What’s often called “the I-85 rivalry” gained even more momentum on Dec. 17, 2019, the day Major League Soccer formally granted Charlotte its own franchise. Team owner David Tepper promised that Charlotte-Atlanta would be “a hell of a rivalry,” and the league proclaimed the start of an “I-85 Derby” with Atlanta United.
Now, Charlotte FC fans fill the upper level at Mercedes-Benz Stadium with Carolina blue. Fan clubs like Mint City Collective organize watch parties and bus trips for away games, and Charlotte FC’s Chief Fan Officer Shawn McIntosh says he’s already sensing quite a rivalry. “Right off the bat, there are so many great parallels,” he says. “Both teams are owned by NFL owners and play in NFL stadiums. There are a lot of things that Atlanta has done well that we can look at. This has all the ingredients for a really fun rivalry: geography, social media where fans can engage, and really passionate fan bases on both sides.”
Ticket prices can add up, so get familiar with Atlanta CityPASS, a discounted ticket package the city debuted in 2019. CityPASS gets you admission to five popular spots, including the Georgia Aquarium, World of Coca-Cola, and Zoo Atlanta. For your last two attractions, choose between the National Center for Civil and Human Rights, Fernbank Museum of Natural History, and the Chick-fil-A College Football Hall of Fame. A CityPASS is $77 for adults and $63 for kids 12 and under.
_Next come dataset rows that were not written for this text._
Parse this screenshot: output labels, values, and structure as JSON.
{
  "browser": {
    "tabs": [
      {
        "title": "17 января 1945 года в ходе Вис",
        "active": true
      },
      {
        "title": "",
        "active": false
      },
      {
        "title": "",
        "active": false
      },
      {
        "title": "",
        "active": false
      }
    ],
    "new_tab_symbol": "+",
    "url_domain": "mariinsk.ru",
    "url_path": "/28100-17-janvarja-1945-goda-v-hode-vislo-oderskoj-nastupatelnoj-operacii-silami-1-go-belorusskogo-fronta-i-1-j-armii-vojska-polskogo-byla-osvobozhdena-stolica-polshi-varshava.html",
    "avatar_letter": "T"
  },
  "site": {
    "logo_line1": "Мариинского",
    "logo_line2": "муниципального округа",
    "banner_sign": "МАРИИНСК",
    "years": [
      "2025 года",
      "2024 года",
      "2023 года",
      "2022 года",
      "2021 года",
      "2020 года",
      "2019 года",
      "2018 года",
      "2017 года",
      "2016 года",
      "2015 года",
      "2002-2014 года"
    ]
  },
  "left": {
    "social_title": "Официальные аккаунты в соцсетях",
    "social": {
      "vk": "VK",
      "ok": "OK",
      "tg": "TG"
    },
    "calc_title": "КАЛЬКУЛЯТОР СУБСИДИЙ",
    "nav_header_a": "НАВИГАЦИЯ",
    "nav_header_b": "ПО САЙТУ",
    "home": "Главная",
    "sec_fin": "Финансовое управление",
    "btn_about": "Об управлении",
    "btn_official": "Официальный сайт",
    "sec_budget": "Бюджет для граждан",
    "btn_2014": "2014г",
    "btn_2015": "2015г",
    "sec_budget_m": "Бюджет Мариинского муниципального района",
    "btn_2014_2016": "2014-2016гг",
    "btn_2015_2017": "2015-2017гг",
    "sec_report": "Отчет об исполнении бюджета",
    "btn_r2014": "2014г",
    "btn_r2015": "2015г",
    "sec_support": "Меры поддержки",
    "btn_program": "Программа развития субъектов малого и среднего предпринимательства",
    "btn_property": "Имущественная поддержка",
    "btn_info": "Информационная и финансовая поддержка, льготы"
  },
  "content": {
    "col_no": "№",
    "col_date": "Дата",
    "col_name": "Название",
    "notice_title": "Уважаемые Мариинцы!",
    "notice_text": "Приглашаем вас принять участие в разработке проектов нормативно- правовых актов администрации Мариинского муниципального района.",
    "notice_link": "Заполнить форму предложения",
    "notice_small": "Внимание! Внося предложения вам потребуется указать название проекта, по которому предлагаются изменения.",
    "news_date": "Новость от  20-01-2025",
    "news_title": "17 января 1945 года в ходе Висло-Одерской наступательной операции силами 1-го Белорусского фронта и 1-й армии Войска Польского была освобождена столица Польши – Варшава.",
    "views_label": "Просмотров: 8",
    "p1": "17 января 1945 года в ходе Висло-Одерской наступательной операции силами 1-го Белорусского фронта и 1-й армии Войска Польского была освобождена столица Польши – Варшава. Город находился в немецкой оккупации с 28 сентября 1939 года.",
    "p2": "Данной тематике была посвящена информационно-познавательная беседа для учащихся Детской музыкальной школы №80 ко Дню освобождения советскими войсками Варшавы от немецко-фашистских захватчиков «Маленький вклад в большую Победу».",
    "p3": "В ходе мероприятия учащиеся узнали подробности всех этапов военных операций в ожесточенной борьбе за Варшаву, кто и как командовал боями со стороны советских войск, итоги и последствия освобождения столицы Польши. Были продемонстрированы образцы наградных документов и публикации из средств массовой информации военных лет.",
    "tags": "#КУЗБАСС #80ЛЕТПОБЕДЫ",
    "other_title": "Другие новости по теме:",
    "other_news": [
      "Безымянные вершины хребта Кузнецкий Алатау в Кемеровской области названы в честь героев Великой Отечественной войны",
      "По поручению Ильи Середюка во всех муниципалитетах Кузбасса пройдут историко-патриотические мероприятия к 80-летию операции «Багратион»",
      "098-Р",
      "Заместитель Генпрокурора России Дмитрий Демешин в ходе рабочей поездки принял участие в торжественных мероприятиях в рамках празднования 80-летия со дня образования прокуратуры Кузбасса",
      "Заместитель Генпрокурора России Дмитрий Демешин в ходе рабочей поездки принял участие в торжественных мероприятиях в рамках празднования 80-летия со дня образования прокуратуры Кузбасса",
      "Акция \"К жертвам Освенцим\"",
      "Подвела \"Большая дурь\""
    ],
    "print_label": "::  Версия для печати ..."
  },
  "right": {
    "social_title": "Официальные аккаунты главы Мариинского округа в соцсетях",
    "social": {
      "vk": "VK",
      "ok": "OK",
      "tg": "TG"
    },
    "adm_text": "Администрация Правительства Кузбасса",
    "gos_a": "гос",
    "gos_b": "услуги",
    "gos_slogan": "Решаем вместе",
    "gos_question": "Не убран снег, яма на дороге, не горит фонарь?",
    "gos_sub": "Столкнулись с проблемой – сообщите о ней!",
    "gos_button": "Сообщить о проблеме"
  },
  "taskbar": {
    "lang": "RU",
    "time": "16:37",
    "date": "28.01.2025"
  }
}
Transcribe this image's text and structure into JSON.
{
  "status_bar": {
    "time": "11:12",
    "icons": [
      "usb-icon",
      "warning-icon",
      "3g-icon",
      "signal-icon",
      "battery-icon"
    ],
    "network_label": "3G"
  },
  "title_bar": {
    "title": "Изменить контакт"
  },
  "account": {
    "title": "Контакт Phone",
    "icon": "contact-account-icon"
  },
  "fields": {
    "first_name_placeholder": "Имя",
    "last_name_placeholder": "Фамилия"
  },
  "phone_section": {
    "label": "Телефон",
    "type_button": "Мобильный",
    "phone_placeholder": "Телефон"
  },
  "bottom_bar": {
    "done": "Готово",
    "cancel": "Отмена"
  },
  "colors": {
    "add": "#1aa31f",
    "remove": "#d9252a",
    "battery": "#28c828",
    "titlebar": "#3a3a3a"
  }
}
It gets you expedited entry during peak times, and it’s valid for nine days.
TAYLOR BOWLER is the lifestyle editor.